-- Opening Marker --

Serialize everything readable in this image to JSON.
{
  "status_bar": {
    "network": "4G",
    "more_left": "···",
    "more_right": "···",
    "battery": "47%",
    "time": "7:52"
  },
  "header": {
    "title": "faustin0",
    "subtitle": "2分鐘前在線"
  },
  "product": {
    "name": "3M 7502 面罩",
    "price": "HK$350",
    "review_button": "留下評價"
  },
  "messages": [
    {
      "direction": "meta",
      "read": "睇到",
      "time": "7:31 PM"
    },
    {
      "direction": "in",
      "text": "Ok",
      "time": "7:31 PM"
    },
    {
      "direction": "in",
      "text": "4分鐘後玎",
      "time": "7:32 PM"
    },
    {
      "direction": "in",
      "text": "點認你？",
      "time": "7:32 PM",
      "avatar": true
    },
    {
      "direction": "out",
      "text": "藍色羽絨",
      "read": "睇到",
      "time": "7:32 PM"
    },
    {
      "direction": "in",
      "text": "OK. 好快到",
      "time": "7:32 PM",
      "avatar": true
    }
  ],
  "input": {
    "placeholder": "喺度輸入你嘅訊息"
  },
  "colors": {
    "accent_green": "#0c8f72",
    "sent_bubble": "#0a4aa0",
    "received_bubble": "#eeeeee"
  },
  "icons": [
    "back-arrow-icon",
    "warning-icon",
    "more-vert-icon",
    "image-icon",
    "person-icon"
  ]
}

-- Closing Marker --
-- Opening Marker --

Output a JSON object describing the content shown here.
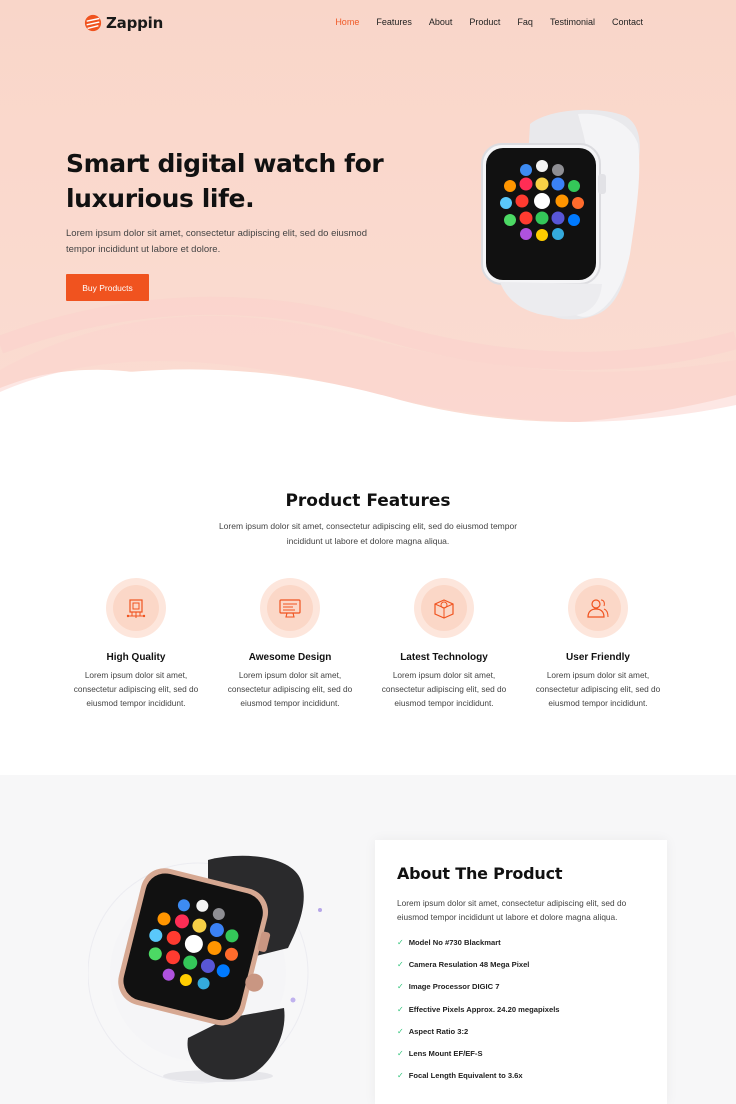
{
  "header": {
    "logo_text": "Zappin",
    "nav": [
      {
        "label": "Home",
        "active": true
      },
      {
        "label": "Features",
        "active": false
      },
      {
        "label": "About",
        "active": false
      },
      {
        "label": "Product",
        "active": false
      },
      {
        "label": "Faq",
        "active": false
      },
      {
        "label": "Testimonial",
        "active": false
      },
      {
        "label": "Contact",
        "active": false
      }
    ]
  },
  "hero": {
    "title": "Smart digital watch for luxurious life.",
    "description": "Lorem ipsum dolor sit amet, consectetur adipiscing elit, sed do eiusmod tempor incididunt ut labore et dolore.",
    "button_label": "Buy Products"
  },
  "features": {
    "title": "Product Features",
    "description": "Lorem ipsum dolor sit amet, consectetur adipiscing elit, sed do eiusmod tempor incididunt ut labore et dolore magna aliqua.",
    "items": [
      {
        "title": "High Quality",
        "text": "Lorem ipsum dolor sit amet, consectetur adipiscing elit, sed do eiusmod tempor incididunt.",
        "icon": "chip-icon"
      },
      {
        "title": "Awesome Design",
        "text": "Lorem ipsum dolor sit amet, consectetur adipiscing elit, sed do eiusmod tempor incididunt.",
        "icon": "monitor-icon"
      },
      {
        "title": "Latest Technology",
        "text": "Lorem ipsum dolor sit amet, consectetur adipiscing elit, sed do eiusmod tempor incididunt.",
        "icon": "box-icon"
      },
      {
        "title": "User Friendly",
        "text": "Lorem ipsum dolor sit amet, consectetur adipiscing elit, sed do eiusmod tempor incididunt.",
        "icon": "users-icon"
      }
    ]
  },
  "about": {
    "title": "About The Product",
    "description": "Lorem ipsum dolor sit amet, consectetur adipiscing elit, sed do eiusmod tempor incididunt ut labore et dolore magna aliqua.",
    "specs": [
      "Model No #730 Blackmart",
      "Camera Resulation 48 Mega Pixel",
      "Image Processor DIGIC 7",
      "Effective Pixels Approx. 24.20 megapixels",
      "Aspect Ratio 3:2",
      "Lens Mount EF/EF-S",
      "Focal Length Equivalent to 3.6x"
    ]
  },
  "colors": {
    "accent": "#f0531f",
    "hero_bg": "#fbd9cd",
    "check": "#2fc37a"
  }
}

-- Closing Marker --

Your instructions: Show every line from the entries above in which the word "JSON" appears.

Result below:
Serialize everything readable in this image to JSON.
Output a JSON object describing the content shown here.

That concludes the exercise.